Brake Levers Explained
Hopefully this quick guide will explain the differences between the brake levers we offer.
Regular Pull vs Linear Pull - This refers to the ratio between the amount of cable pulled and the lever movement. As a basic rule, V-brakes are linear pull and all other brakes use regular pull.
Clamps - Either 22.2mm or 23.8mm. Flat or swept back handlebars are generally 22.2mm and drops or bullhorns are 23.8mm. Some levers will work on both but most are specific.
Aero vs Non-Aero - Traditional style brake levers have the cable coming out the top of the lever (non-aero), while modern drop levers run the cables inside the bartape (aero). The aero design can look neater, however non-aero cabling is more direct and results in a smoother cable.
Bar-end Inverse Brake Levers - Today these are mainly produced and sold for TT bikes. We like to use them to recreate classic porteur style bikes like the one below.
These levers require the handlebars to have a large internal diameter (usually 19-22mm) to fit.
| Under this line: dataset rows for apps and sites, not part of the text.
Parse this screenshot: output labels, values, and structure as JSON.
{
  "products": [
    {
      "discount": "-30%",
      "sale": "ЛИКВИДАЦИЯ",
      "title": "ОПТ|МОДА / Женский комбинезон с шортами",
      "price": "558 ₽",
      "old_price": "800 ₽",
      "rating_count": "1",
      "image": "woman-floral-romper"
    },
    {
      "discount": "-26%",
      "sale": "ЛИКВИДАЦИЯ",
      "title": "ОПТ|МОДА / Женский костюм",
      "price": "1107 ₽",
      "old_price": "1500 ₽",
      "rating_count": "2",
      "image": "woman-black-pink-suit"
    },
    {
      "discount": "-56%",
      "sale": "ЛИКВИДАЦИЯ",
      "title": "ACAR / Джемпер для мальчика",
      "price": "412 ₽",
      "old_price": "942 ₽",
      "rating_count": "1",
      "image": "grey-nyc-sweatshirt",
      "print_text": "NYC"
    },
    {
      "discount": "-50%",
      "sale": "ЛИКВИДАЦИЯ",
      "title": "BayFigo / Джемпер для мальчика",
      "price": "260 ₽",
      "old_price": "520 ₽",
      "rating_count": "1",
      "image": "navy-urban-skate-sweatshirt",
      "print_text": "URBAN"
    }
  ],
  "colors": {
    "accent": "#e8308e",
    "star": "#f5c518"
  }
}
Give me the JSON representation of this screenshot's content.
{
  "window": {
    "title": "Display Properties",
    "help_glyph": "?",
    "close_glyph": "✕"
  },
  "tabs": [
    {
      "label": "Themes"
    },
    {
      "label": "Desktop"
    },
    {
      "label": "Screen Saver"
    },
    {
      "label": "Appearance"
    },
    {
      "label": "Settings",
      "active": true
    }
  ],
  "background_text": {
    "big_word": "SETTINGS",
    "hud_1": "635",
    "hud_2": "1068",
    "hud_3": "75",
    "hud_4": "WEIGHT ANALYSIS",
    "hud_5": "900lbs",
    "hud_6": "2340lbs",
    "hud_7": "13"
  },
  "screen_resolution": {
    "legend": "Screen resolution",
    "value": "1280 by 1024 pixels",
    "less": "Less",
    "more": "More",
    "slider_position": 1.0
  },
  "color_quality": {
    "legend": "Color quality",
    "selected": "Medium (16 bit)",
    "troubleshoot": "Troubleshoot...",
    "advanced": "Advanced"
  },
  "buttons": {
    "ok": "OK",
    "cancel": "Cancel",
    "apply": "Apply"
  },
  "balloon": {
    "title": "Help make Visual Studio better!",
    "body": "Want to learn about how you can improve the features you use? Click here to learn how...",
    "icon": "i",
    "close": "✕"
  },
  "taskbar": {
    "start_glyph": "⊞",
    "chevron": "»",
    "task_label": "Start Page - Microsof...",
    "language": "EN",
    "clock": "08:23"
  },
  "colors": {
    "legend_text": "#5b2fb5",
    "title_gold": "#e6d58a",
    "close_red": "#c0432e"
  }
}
In general, all 23.8mm outer diameter handlebars will work. There is one set of levers made to fit 22.2mm bars, the Dia-Compe DC188 levers. They are suitable for 16-19mm internal diameter.
All inverse levers have external cable routing so you will need to run bartape or the specific Dia-Compe Inverse Lever Grips.
Cables - There are two main types of brake ends, barrel and pear. All drop handlebar levers use pear end cables. Most other levers use barrel end, with the exception of the Tektro FL750, which must use pear end.
The BLB crosstop levers are in-line levers designed to run mid-way through the brake cables of a cyclocross bike. Their short levers have made them popular on bullhorn single speed bikes as the only lever. This means the cable end sits on the outer body of the lever. Neither cable end sits well without modification. We have found that ball end brake cables work perfectly for these levers.